new things out of fragments of the past, if that's possible.
You sometimes "sample" your own work by reinterpreting a piece’s initial inspiration to give it a new shape (like the Happy Birthday to You
book that you are revising in a second version). This induces that your
subject is a rich, lively reality, which you as an artist can explore
from different angles - which contradicts the common opinion that the
artist creates definitive works resulting from a unique, almost sacred
You are right: I don’t have much to do with the idea that the artist's
vision is unique and sacred. Everyone has ideas. Everyone can make art.
Ideas and art are everywhere, it’s a matter of who picks up the ideas
from the universe and is able to transform them into something epic. The
public, institutions and critics define within time and space what is
ultimately considered to be art.
Within my own art practice, I have no restrictions. There is plenty of room for negotiation in my work.

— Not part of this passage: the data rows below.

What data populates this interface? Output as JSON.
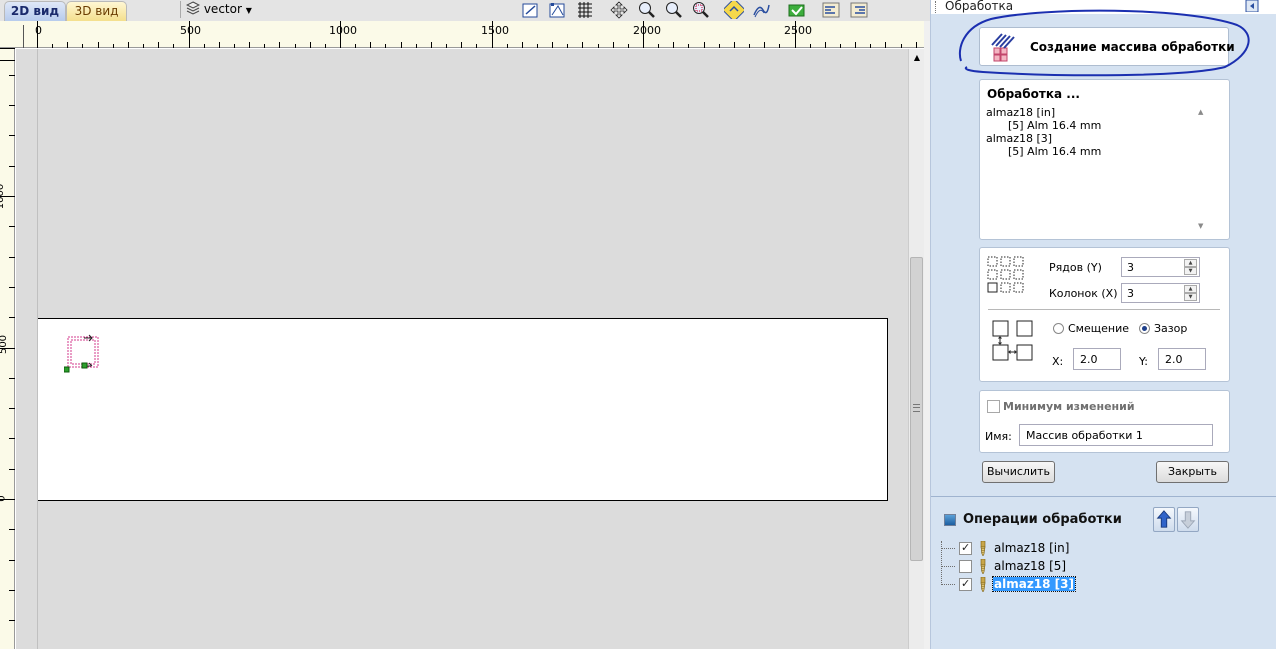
{
  "view_tabs": {
    "tab_2d": "2D вид",
    "tab_3d": "3D вид"
  },
  "toolbar": {
    "layer_name": "vector"
  },
  "ruler": {
    "top_labels": [
      "0",
      "500",
      "1000",
      "1500",
      "2000",
      "2500"
    ],
    "left_labels": [
      "1000",
      "500",
      "0"
    ]
  },
  "panel": {
    "title": "Обработка",
    "header_title": "Создание массива обработки",
    "list": {
      "title": "Обработка ...",
      "lines": [
        "almaz18 [in]",
        "[5]  Alm 16.4 mm",
        "almaz18 [3]",
        "[5]  Alm 16.4 mm"
      ]
    },
    "grid": {
      "rows_label": "Рядов (Y)",
      "rows_value": "3",
      "cols_label": "Колонок (X)",
      "cols_value": "3",
      "offset_label": "Смещение",
      "gap_label": "Зазор",
      "gap_selected": true,
      "x_label": "X:",
      "x_value": "2.0",
      "y_label": "Y:",
      "y_value": "2.0"
    },
    "minimize": {
      "label": "Минимум изменений",
      "checked": false
    },
    "name": {
      "label": "Имя:",
      "value": "Массив обработки 1"
    },
    "calc_button": "Вычислить",
    "close_button": "Закрыть"
  },
  "operations": {
    "title": "Операции обработки",
    "items": [
      {
        "label": "almaz18 [in]",
        "checked": true,
        "selected": false
      },
      {
        "label": "almaz18 [5]",
        "checked": false,
        "selected": false
      },
      {
        "label": "almaz18 [3]",
        "checked": true,
        "selected": true
      }
    ]
  },
  "colors": {
    "panel_bg": "#d5e2f1",
    "annotation_ink": "#1b2fb0",
    "selection": "#3399ff",
    "canvas_bg": "#dcdcdc"
  }
}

Nothing is fixed: what I do is all about dynamics. This is also how I
live my life. It's like a perpetuum mobile which can assume different
forms in a continuous flow.
What do you like about making books? Your six books all have very
different forms: what are your thoughts when creating a book? Does it
serve to document your work, to collect it, or is it a work in itself?
My books are works in their own right. To me, a good art book requires
two elements: it has to contain a strong piece of work, and its final
physical form must reinforce the content of the book. The correct
‘melting’ process gives the book the right to become a work in itself. I
consider the form of a book as an environment to show my work in, just
like an art space can be, or a little iPhone screen, or the table on
which I install my edible photocakes which transform, self-destruct and
ultimately vanish with help from the public: people!
Your work is full of energy, very much rooted in “here and now”: your
art develops at a very fast pace. French artist Robert Filliou famously
said that “Art is what makes life more interesting than art”. Could you
live without art?
Never! I love Robert Filliou’s expression so much. It’s just so true!
I really love what I do: it's the only thing I can see myself doing in
life, forever. I never really had any doubts about this, which is funny
because to choose the path of becoming a young artist is probably the
most unreliable thing you can do. Nothing is certain. To me, it didn’t
really even feel like a choice, it happened naturally. From the moment I
stepped into the art academy after high-school, I felt relieved and
thought: “ah, this is it!” I literally took of my shoes and felt at home
there… and was always working, working, working.
And I still am I guess. I am optimistic, some say full of energy, but
when I cannot make my art because I couldn’t sleep for a few nights, it
makes me sad and depressed, and I become a not-so-nice person.
For me, making my art is the only thing I can trust. It’s always with
me: my ideas, thoughts, the process of making, and my dreams.... A
Limited edition, numbered and signed.